TASK OBJECTIVE
Please filter the listing for the string "deletion" and copy each matching line.

INFORMATION GIVEN

------------------------------------

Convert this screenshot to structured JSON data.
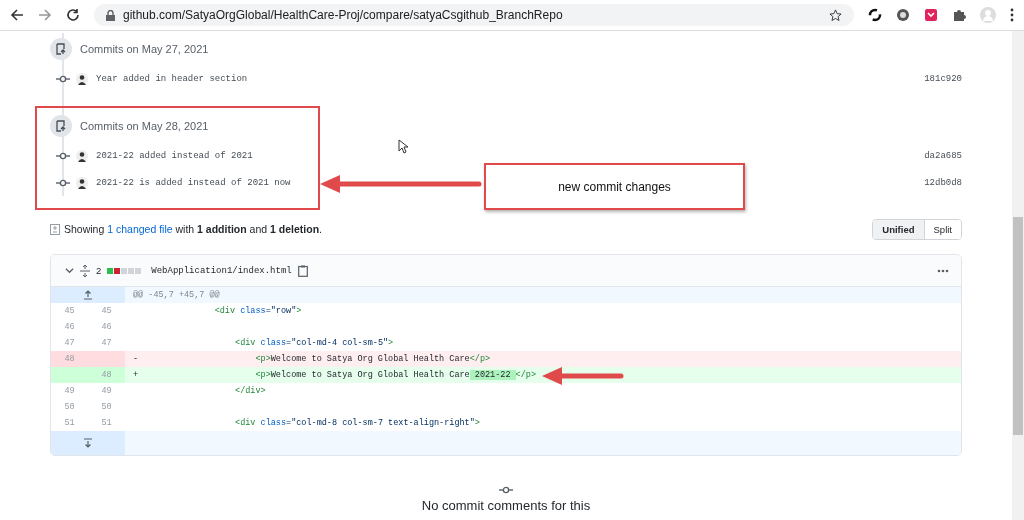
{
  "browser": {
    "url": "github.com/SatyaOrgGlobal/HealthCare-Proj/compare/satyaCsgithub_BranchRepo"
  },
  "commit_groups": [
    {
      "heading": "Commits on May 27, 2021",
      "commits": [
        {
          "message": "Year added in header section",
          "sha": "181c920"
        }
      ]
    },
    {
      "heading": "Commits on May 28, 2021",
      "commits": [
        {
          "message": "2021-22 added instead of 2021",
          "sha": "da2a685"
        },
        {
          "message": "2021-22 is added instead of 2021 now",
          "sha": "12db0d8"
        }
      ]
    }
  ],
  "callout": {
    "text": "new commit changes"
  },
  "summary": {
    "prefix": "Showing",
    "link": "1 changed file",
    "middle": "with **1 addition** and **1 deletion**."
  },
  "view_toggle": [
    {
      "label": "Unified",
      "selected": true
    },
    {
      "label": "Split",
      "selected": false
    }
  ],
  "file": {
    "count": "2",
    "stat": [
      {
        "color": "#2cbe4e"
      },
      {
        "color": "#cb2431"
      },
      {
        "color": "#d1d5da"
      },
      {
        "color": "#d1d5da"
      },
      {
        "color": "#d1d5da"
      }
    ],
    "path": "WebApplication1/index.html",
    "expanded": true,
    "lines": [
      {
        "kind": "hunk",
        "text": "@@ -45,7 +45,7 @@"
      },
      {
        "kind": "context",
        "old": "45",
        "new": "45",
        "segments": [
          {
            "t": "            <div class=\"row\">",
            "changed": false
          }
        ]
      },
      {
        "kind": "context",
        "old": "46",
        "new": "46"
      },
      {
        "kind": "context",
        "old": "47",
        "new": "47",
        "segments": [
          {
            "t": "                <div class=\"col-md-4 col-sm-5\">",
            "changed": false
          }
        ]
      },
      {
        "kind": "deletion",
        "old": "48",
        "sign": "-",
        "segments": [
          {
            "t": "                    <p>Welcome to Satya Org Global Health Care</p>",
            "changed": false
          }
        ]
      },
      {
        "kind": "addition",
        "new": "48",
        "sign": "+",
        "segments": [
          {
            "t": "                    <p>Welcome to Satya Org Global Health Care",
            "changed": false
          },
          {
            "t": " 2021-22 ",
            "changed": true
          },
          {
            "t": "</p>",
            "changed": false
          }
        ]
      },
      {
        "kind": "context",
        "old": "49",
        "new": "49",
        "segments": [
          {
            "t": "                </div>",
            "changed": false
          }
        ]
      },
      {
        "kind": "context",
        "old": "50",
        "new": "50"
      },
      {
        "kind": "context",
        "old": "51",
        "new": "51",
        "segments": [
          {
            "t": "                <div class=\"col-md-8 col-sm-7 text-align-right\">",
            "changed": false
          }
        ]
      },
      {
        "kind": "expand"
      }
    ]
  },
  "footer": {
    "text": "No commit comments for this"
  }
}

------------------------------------

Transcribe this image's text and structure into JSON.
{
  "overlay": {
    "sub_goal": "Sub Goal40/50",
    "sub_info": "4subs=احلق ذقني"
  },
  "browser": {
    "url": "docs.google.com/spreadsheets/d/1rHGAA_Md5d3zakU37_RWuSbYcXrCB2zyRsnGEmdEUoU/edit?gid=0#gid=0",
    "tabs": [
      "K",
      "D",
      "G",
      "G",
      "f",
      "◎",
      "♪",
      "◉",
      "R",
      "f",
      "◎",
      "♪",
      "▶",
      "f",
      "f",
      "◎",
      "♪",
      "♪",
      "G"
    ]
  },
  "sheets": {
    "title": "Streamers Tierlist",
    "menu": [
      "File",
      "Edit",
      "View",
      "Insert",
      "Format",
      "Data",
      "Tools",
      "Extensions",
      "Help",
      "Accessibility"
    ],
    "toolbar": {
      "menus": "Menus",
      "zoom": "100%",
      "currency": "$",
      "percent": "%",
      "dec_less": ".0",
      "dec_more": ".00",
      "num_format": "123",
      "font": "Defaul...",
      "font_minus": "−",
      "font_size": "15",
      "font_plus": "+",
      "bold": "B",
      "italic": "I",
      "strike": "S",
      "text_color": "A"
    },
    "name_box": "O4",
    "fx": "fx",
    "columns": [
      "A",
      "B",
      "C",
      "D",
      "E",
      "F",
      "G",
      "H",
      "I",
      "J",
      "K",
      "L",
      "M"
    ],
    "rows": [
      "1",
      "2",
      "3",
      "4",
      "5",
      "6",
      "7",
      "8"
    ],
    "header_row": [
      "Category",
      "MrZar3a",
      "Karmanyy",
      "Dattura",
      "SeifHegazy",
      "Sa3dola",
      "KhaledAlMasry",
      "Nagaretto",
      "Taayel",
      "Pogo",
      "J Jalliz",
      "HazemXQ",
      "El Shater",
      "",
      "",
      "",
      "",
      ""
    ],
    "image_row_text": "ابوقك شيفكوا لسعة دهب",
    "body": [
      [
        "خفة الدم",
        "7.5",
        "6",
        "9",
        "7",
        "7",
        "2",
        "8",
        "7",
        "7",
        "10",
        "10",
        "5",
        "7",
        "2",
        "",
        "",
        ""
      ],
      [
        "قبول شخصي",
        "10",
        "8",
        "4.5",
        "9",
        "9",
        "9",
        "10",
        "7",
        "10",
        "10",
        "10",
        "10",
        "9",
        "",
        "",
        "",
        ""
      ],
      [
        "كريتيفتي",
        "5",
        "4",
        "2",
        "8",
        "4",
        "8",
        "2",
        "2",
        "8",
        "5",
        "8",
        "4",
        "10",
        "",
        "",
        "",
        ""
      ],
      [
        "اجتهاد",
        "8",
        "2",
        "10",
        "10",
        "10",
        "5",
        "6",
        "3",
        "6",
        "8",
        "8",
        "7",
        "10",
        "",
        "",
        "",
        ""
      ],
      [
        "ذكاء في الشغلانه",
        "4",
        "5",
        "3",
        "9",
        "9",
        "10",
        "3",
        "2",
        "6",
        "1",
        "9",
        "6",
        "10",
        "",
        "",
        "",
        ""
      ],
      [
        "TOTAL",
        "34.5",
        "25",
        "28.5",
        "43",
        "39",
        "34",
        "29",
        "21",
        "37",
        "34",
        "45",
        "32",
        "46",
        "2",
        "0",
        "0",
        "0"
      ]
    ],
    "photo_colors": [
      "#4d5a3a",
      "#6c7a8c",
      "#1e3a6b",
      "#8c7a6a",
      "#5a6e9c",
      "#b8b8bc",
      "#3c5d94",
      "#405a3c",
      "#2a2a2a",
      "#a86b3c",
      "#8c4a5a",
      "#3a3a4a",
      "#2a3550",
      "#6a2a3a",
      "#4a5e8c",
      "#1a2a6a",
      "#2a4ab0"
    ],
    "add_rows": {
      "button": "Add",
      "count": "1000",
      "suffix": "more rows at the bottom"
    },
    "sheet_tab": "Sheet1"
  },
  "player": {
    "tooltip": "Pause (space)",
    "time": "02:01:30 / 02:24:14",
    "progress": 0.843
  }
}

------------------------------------

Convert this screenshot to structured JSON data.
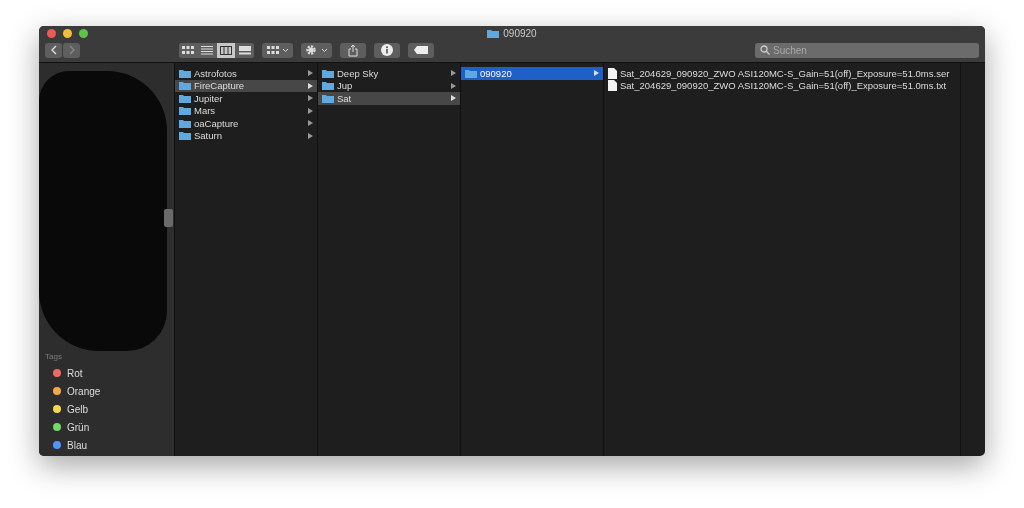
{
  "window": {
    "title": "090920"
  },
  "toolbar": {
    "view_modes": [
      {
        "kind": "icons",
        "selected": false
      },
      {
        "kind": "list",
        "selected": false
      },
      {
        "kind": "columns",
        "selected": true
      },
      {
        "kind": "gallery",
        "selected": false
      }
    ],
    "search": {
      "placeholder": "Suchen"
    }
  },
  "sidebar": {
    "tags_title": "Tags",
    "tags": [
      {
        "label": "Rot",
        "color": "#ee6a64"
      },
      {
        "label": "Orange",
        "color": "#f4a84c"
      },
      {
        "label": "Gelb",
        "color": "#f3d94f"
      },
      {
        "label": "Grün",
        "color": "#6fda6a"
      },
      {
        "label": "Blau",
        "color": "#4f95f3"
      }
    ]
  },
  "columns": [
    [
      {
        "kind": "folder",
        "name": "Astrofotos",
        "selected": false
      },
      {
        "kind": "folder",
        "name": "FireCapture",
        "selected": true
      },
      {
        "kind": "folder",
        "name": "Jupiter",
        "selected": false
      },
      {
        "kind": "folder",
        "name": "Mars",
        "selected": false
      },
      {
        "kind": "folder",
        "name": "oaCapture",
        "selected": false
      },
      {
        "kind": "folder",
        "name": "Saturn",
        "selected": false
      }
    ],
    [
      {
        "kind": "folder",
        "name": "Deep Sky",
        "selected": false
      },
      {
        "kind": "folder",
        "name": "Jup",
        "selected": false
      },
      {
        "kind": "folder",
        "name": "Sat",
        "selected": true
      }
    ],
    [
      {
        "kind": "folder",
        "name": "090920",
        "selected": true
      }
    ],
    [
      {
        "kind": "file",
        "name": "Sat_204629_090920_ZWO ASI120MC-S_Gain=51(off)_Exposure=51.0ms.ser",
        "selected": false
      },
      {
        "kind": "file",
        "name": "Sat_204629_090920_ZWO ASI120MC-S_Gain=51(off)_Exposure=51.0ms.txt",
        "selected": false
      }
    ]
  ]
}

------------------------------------

TASK RESULT
    "middle": "with **1 addition** and **1 deletion**."
        "kind": "deletion",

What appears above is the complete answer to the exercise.